[PROBLEM TO SOLVE]
Extract the full listing below without altering a single character.

[GIVEN RECORDS]
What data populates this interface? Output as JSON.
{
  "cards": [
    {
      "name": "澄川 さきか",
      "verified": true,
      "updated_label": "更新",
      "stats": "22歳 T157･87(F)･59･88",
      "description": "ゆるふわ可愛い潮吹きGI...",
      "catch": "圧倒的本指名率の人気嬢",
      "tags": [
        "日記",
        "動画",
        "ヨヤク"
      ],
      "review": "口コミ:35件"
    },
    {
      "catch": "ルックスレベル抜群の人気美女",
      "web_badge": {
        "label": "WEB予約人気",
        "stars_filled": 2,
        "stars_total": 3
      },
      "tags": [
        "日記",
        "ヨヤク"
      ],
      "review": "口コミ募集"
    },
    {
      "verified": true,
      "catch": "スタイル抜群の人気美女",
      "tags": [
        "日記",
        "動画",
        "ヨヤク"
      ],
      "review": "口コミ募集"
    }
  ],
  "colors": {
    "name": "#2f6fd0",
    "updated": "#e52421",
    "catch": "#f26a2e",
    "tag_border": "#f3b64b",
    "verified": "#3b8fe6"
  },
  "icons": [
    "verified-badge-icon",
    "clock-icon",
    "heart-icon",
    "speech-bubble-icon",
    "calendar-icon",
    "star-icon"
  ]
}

[RESPONSE BOX]
What data populates this interface? Output as JSON.
{
  "cards": [
    {
      "name": "澄川 さきか",
      "verified": true,
      "updated_label": "更新",
      "stats": "22歳 T157･87(F)･59･88",
      "description": "ゆるふわ可愛い潮吹きGI...",
      "catch": "圧倒的本指名率の人気嬢",
      "tags": [
        "日記",
        "動画",
        "ヨヤク"
      ],
      "review": "口コミ:35件"
    },
    {
      "catch": "ルックスレベル抜群の人気美女",
      "web_badge": {
        "label": "WEB予約人気",
        "stars_filled": 2,
        "stars_total": 3
      },
      "tags": [
        "日記",
        "ヨヤク"
      ],
      "review": "口コミ募集"
    },
    {
      "verified": true,
      "catch": "スタイル抜群の人気美女",
      "tags": [
        "日記",
        "動画",
        "ヨヤク"
      ],
      "review": "口コミ募集"
    }
  ],
  "colors": {
    "name": "#2f6fd0",
    "updated": "#e52421",
    "catch": "#f26a2e",
    "tag_border": "#f3b64b",
    "verified": "#3b8fe6"
  },
  "icons": [
    "verified-badge-icon",
    "clock-icon",
    "heart-icon",
    "speech-bubble-icon",
    "calendar-icon",
    "star-icon"
  ]
}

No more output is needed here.